Copy out each line of the data below in which "dartz" appears.

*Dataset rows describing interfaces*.

----

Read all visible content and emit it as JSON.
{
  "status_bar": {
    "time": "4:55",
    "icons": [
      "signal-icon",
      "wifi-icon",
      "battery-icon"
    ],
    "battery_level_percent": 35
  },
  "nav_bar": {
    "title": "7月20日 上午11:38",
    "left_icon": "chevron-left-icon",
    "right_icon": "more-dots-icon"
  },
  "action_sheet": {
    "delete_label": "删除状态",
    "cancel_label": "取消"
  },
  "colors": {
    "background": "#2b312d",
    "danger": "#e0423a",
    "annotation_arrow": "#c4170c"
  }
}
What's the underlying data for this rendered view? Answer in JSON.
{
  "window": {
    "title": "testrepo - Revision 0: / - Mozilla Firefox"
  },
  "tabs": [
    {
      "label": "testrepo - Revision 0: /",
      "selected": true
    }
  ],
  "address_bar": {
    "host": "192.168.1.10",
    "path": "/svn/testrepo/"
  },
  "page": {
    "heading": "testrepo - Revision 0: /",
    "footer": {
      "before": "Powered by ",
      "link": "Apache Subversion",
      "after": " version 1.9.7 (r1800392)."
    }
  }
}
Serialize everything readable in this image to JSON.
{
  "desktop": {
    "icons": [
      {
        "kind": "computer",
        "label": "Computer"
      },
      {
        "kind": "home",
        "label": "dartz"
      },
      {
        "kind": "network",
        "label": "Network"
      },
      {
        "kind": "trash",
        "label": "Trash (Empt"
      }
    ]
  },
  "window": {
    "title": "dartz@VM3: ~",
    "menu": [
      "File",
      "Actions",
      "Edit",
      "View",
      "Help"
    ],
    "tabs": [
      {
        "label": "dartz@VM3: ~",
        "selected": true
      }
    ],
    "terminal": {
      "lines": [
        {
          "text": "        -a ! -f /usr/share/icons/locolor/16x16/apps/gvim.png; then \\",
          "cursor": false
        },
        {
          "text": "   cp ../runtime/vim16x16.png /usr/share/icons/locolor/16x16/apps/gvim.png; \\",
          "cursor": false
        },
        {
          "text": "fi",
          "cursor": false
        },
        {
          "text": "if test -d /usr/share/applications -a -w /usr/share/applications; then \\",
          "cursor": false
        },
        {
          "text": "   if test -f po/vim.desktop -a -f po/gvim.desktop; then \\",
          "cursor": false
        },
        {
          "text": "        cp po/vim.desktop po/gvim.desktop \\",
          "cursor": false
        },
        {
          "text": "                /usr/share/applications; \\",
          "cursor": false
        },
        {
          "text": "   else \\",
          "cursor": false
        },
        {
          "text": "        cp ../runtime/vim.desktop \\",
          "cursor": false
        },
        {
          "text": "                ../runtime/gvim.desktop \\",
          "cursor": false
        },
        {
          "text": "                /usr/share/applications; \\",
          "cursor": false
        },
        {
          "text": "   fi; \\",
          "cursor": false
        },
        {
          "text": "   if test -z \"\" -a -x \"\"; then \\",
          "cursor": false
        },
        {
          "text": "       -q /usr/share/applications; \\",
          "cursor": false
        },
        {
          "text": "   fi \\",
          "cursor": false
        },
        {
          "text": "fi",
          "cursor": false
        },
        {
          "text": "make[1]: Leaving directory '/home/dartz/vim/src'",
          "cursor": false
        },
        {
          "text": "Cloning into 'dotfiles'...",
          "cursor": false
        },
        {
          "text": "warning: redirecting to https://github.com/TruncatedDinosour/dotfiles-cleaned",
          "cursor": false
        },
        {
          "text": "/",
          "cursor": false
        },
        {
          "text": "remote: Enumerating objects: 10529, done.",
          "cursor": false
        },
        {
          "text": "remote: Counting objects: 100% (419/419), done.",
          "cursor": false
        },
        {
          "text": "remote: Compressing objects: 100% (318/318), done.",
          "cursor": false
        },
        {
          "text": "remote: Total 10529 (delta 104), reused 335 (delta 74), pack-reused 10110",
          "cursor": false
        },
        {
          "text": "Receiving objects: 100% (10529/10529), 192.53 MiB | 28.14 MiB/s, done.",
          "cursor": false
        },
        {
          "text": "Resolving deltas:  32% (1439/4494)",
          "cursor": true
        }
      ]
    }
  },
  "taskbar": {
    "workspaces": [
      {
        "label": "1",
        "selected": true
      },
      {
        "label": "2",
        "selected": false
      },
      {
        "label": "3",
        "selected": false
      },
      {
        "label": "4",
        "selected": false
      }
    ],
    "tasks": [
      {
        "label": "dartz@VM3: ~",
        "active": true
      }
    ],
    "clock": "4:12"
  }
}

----

*Answer box*.
        "label": "dartz"
    "title": "dartz@VM3: ~",
        "label": "dartz@VM3: ~",
          "text": "make[1]: Leaving directory '/home/dartz/vim/src'",
        "label": "dartz@VM3: ~",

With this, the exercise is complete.